A targeted neonatal echocardiogram (TNE) was defined as an examination intended to provide longitudinal quantitative assessment of ventricular function, systemic and pulmonary blood flow, intracardiac and extracardiac shunts, and organ / tissue perfusion in the neonate. Of particular important and emphasis throughout this consensus statement was the following statement: “the initial echocardiographic study should always be a comprehensive evaluation of cardiac anatomy and function and should be performed and interpreted by pediatric cardiologists.” After congenital heart disease has been ruled out, more focused targeted studies can be performed by a trained echocardiographer for specific indications. Therefore, the TNE is not designed to be a substitute for a comprehensive echocardiographic examination in the neonate with suspected congenital heart disease; these studies are to be performed by individuals trained in pediatric echocardiography and should be interpreted by pediatric cardiologists.

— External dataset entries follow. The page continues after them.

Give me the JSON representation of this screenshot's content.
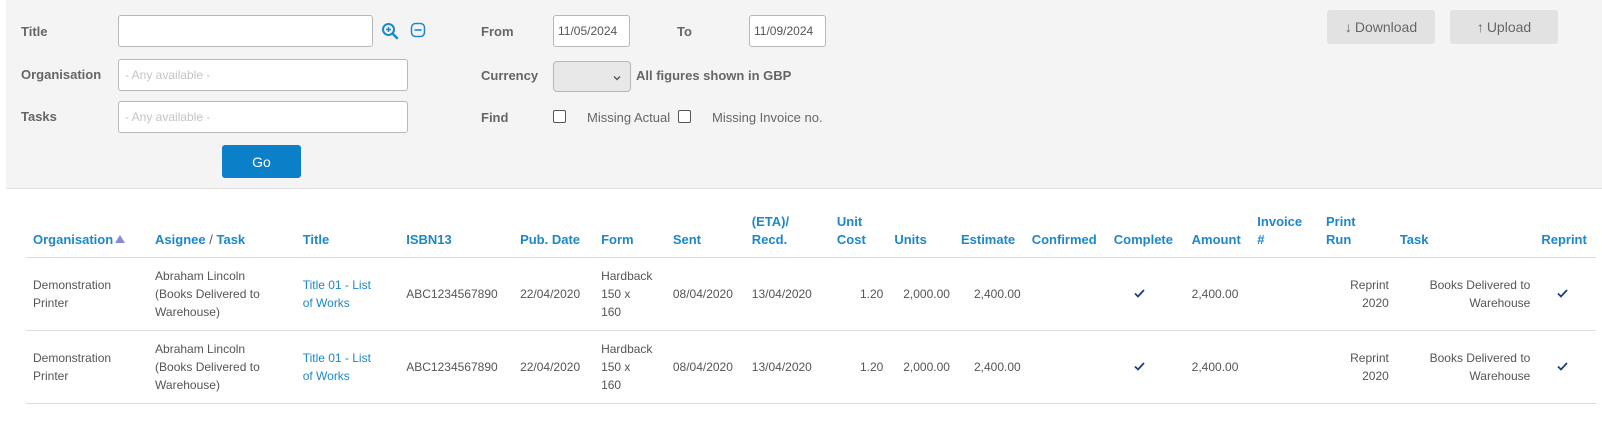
{
  "filters": {
    "title_label": "Title",
    "title_value": "",
    "organisation_label": "Organisation",
    "organisation_placeholder": "- Any available -",
    "tasks_label": "Tasks",
    "tasks_placeholder": "- Any available -",
    "go_label": "Go",
    "from_label": "From",
    "from_value": "11/05/2024",
    "to_label": "To",
    "to_value": "11/09/2024",
    "currency_label": "Currency",
    "currency_value": "",
    "currency_note": "All figures shown in GBP",
    "find_label": "Find",
    "missing_actual_label": "Missing Actual",
    "missing_invoice_label": "Missing Invoice no.",
    "missing_actual_checked": false,
    "missing_invoice_checked": false
  },
  "toolbar": {
    "download_label": "Download",
    "download_glyph": "↓",
    "upload_label": "Upload",
    "upload_glyph": "↑"
  },
  "table": {
    "headers": {
      "organisation": "Organisation",
      "asignee": "Asignee",
      "slash": "/",
      "task_sub": "Task",
      "title": "Title",
      "isbn": "ISBN13",
      "pub_date": "Pub. Date",
      "form": "Form",
      "sent": "Sent",
      "eta_1": "(ETA)/",
      "eta_2": "Recd.",
      "unit_cost_1": "Unit",
      "unit_cost_2": "Cost",
      "units": "Units",
      "estimate": "Estimate",
      "confirmed": "Confirmed",
      "complete": "Complete",
      "amount": "Amount",
      "invoice_1": "Invoice",
      "invoice_2": "#",
      "print_run_1": "Print",
      "print_run_2": "Run",
      "task": "Task",
      "reprint": "Reprint"
    },
    "rows": [
      {
        "organisation": [
          "Demonstration",
          "Printer"
        ],
        "asignee": [
          "Abraham Lincoln",
          "(Books Delivered to",
          "Warehouse)"
        ],
        "title": [
          "Title 01 - List",
          "of Works"
        ],
        "isbn": "ABC1234567890",
        "pub_date": "22/04/2020",
        "form": [
          "Hardback",
          "150 x",
          "160"
        ],
        "sent": "08/04/2020",
        "recd": "13/04/2020",
        "unit_cost": "1.20",
        "units": "2,000.00",
        "estimate": "2,400.00",
        "confirmed": "",
        "complete": true,
        "amount": "2,400.00",
        "invoice": "",
        "print_run": [
          "Reprint",
          "2020"
        ],
        "task": [
          "Books Delivered to",
          "Warehouse"
        ],
        "reprint": true
      },
      {
        "organisation": [
          "Demonstration",
          "Printer"
        ],
        "asignee": [
          "Abraham Lincoln",
          "(Books Delivered to",
          "Warehouse)"
        ],
        "title": [
          "Title 01 - List",
          "of Works"
        ],
        "isbn": "ABC1234567890",
        "pub_date": "22/04/2020",
        "form": [
          "Hardback",
          "150 x",
          "160"
        ],
        "sent": "08/04/2020",
        "recd": "13/04/2020",
        "unit_cost": "1.20",
        "units": "2,000.00",
        "estimate": "2,400.00",
        "confirmed": "",
        "complete": true,
        "amount": "2,400.00",
        "invoice": "",
        "print_run": [
          "Reprint",
          "2020"
        ],
        "task": [
          "Books Delivered to",
          "Warehouse"
        ],
        "reprint": true
      }
    ]
  },
  "icons": {
    "zoom": "zoom-in-icon",
    "collapse": "minus-circle-icon",
    "check": "check-icon",
    "sort": "sort-up-icon",
    "chevron": "chevron-down-icon"
  },
  "colors": {
    "accent": "#1b88cc",
    "primary_button": "#0b80c9",
    "panel": "#f4f4f4",
    "sort_arrow": "#8a8ad8"
  }
}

Indications for a standard (complete) TNE include: (1) assessment of a clinically suspected patent ductus arteriosus; (2) assessment of infants with perinatal asphyxia; (3) evaluation of infants with hemodynamic instability with hypotension, acidosis or oliguria; (4) evaluation of suspected persistent pulmonary hypertension; and (5) evaluation of infants with congenital diaphragmatic hernias. Indications for a more focused TNE include assessment for a suspected pericardial or pleural effusion and the evaluation of central lines and extracorporeal membrane oxygenation cannula placement. The components of a standard TNE are well delineated in this manuscript and include quantitative assessment of left ventricular systolic and diastolic function as well as right ventricular systolic function, right ventricular systolic pressure, and pulmonary artery pressures. Evaluation of atrial level shunting and the patent ductus arteriosus are also indicated, as is the assessment of systemic blood flow and the exclusion of a pericardial effusion.
Finally, training recommendations defining the cognitive and practical skills that are required to perform TNE were detailed. Two levels of training were defined as core and advanced. Core level training in TNE was defined as a training period of 4-6 months with performance of >150 studies and interpretation of an additional 150 studies. This level of training is expected to allow the trainee to become familiar with normal cardiac anatomy and recognize abnormal patterns suggestive of the presence of structural heart disease. An advanced level of training was defined as an expertise in TNE, with the trainee able to independently perform and interpret neonatal TNE for the defined indications. This individual should be able to reliably rule out congenital heart disease in these neonatal studies. An advanced level of training requires the performance of an additional 150 studies and interpretation of another 150 examinations. It is suggested that the trainee have an additional 4-6 months of training to achieve this level of expertise.
Overall, this document provides an excellent framework and consensus opinion for the optimal utilization of TNE in the neonatal intensive care unit.